Making silly plays with your friends, for your other friends to come see is not a legally recognized tax-exempt purpose. Whether or not it should be is a worthy conversation for another time and place. Quite simply, we did not want to be beholden to these requirements set forth by a governmental agency, or contort our activities to fit these stipulations.
Secondly, we wanted to formalize and equitably divide our financial contributions. For the majority of our years as a company, we have operated at a loss. This loss will now be evenly distributed across the company members so that each individual pays their fair share – and only their fair share. It’s our hope that in the future, we will turn a profit on each production, and in turn, those profits will be equally distributed among the company members.
Finally, we felt we wanted our structure to continue to be horizontal. We do embrace the fact that no “leaderless” organization is ever fully so, but our current configuration lets us both play to our individual strengths while leaving space for us to rotate responsibilities, recruit fresh voices, and provide opportunities for newcomers.
We felt the best match for these three primary philosophies is the cooperative model.
The meetings will look like this, but with more cheese and puns.
Can you still do fundraising (like Kickstarter or Grants)?
Christine: Yes and no… and maybe… and yes again.
Many grants require a 501(c)(3) status or fiscal sponsorship to determine eligibility, so we would only be able to apply to grants to do not require such a status – like TBA’s CA$H grants. We’re honest with ourselves that we’re not the kind of organization that most grantors are looking to fund at the moment. We’re making art for ourselves, and grantmakers tend to look to size and area of impact. We tend to only impact gigglebones.
Kickstarter and Indiegogo, on the other hand, do not require an organization to be a non-profit in order to launch a campaign. We need to be clear with our donors (Kickers and Go-goers) that contributions made to Thunderbird are not tax deductible.

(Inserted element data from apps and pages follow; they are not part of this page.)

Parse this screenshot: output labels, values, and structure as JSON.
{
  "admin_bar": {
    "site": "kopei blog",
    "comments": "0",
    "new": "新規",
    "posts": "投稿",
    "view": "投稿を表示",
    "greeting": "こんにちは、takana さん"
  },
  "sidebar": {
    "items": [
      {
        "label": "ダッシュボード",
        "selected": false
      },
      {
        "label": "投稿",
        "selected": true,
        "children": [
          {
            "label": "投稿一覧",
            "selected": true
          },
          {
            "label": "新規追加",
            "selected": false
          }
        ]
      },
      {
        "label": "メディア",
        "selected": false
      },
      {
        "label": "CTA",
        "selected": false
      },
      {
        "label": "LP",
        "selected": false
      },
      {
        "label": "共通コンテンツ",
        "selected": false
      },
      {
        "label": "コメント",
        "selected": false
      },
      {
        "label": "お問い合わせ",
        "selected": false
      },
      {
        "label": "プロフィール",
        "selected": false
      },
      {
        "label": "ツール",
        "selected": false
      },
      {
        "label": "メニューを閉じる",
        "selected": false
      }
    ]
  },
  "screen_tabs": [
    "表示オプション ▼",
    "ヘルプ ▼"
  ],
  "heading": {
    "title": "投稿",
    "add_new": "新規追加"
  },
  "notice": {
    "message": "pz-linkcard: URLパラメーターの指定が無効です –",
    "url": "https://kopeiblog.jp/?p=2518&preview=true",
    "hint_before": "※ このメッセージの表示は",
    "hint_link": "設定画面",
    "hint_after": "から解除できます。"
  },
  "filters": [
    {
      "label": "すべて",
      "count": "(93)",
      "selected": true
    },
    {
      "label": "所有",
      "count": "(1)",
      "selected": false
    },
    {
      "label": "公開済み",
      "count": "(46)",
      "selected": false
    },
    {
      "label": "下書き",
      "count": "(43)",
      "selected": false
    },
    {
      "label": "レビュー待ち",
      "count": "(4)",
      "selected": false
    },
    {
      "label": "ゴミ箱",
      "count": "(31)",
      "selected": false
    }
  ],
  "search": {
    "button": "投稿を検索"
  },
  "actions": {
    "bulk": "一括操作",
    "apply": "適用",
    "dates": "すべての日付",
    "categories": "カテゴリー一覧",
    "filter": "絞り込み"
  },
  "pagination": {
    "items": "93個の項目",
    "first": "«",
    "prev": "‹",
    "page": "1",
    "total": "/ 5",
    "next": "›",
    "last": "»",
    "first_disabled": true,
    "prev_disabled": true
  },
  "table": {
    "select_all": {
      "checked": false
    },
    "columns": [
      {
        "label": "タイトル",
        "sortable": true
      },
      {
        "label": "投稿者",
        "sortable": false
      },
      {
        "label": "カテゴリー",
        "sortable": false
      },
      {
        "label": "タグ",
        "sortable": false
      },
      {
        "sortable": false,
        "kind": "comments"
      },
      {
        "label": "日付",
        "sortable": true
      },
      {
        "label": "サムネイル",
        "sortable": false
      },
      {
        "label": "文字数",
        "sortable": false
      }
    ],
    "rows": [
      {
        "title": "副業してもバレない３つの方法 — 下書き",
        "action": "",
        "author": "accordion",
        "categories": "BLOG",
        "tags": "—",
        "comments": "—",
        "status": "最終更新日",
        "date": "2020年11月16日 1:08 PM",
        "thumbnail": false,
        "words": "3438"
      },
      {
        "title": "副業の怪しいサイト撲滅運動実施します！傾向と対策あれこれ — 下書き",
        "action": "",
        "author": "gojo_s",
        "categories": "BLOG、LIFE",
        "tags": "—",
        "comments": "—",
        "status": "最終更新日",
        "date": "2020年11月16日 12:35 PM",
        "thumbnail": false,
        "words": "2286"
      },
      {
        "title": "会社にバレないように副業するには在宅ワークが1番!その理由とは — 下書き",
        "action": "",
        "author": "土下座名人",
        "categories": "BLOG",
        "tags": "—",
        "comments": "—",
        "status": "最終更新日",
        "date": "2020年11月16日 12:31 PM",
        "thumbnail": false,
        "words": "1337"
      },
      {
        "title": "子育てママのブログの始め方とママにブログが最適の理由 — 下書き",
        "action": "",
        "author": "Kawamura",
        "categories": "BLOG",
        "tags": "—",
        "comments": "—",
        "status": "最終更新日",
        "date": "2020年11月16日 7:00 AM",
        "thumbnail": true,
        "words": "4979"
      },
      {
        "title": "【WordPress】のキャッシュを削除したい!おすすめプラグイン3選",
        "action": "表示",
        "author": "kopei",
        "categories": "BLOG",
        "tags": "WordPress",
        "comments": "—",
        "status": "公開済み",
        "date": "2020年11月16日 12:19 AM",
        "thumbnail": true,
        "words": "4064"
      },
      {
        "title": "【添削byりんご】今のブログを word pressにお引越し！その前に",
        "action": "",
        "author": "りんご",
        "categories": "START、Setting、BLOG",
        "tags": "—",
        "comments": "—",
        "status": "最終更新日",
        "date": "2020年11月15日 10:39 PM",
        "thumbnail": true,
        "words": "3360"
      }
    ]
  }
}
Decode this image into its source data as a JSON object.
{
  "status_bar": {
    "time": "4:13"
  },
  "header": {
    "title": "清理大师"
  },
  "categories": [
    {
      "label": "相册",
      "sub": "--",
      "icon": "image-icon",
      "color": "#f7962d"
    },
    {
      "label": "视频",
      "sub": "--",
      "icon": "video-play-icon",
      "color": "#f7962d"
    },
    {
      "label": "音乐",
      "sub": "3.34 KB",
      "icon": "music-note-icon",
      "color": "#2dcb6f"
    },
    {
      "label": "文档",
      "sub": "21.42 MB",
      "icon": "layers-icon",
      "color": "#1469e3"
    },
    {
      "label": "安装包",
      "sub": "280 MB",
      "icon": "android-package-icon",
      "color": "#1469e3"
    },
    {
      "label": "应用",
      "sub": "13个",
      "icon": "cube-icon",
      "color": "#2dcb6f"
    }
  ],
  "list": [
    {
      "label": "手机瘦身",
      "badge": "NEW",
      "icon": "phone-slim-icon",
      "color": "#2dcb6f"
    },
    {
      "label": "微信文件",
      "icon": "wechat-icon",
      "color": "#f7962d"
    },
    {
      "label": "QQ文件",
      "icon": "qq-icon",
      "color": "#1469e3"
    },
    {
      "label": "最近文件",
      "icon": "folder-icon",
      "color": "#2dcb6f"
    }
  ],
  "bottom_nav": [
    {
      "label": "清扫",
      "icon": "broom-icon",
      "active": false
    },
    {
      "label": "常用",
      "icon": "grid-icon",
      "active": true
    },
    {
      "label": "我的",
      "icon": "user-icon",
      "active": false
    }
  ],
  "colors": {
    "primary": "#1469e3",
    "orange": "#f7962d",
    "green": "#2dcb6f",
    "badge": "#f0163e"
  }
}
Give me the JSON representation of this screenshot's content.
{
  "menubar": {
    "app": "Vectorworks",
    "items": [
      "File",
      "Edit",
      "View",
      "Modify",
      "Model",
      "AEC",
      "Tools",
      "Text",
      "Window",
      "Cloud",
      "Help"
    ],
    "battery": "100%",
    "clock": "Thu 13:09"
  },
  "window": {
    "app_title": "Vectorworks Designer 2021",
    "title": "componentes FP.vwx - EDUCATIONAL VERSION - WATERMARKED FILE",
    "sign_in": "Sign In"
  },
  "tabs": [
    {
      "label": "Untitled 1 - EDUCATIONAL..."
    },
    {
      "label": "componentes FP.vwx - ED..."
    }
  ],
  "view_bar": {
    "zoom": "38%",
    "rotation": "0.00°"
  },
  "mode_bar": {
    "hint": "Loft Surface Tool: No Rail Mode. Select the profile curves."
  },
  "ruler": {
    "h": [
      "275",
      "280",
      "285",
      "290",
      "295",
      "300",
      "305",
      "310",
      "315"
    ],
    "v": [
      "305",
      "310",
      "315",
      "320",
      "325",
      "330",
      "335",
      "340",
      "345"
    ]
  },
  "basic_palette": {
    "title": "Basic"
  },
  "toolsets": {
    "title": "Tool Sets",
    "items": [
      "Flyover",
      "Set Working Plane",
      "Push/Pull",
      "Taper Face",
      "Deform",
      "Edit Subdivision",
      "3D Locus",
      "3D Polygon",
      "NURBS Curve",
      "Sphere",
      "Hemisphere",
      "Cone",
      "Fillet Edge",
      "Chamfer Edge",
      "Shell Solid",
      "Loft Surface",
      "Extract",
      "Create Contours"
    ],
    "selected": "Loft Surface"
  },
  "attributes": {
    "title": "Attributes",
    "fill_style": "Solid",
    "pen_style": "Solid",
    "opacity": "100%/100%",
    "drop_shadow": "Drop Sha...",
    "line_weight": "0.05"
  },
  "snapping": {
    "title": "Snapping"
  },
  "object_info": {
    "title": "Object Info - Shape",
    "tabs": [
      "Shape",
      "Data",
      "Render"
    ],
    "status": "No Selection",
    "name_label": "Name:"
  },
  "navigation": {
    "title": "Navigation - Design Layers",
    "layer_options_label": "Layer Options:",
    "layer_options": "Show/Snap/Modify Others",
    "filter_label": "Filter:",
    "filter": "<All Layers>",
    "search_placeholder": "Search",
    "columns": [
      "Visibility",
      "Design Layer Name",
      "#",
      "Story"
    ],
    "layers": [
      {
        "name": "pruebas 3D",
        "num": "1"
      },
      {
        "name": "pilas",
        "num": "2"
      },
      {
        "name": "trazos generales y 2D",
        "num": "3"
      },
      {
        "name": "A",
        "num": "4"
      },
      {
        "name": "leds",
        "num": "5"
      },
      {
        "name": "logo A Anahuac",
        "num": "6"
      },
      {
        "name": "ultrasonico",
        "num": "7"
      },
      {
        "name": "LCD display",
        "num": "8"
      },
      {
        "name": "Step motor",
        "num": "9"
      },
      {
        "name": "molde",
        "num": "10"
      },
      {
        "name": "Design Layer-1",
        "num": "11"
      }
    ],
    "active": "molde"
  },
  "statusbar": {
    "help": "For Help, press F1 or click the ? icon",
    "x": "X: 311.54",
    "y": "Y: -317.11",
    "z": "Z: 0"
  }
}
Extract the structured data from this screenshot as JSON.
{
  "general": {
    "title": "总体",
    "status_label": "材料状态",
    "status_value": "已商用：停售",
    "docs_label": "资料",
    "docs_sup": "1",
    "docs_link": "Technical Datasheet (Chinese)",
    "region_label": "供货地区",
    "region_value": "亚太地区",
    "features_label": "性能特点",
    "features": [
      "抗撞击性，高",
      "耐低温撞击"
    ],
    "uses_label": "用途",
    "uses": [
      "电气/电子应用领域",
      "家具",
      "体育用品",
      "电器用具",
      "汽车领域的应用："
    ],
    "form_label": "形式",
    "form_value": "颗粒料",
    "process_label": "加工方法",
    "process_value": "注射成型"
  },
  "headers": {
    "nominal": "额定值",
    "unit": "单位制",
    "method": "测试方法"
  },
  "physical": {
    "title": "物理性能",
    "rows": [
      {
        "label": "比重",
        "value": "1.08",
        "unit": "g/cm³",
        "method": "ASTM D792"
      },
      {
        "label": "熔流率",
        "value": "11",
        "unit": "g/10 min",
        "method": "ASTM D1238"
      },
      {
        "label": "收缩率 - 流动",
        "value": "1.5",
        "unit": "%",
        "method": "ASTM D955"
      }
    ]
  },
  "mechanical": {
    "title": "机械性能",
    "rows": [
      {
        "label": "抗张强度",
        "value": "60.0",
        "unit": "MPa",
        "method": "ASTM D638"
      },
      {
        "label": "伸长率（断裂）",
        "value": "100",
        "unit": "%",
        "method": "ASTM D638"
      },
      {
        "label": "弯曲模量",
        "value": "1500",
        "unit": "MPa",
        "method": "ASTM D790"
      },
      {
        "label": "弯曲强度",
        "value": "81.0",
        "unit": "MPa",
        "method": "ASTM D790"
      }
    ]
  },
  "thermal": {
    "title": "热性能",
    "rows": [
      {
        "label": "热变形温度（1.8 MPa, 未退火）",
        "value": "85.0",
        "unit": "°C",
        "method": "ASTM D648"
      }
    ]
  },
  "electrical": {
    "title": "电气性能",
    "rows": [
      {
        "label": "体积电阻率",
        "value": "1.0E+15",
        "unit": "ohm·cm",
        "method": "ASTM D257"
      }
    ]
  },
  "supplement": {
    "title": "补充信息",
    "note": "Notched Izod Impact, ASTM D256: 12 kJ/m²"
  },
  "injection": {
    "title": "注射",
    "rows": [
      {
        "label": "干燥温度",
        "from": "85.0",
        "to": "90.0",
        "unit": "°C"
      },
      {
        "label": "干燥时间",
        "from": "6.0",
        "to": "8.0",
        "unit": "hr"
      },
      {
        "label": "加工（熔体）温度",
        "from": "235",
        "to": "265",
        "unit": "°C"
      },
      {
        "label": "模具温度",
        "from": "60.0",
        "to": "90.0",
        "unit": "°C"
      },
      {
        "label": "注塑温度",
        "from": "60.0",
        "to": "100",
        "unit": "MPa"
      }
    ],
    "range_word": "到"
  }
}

We are still a corporate entity though, and as such, we are only eligible to receive funds that are related to our business. Donations not directly related to goods or services, therefore may trigger an audit or a revocation of our corporate approval. That being said, the rules governing such things are, (for better or worse), more flexible than they may appear.
How does being a co-op change how you make decisions?
Christine: The great thing about being a cooperative is that our decision-making process hasn’t caused us to change drastically. In fact, it highlights a track record of decision-making that has already been mostly democratic. Writing our bylaws helped us to clean up some of the specifics of administering an arts organization such as what denotes a quorum, how will we decide what will be our next production, etc.
The overarching precept is equality: one member, one vote.
Also, standard shotgun-calling rules apply.
Do you know how this will affect your future?
Christine: Some guy named Commodore briefly mentioned something about our membership growing, creating more content, experimenting online, and sometime in the very, very distant future, we will acquire our own space, perhaps in the East Bay.
Where should people go if they are interested in getting involved?
You can write to any of the current members, respond to this post, or email us here: firstname.lastname@example.org
Right now we’re looking for folks who want to be “Collaborators”. This is a non-voting level of membership that comes with perks and treats (and responsibility). After a year, “Collaborators” may be invited to be full-voting members, though they may elect to indefinitely remain at the “Collaborators” level and hoard their perks and treats.
Thunderbird Theatre Company’s latest comedy “SHOW DOWN!” opens on Friday, August 1, at The EXIT Theatre in San Francisco. Tickets are on sale at Brown Paper Tickets. Please, if you love ThunderbirdTheatre Company tell your friends. And if you don’t…tell your enemies!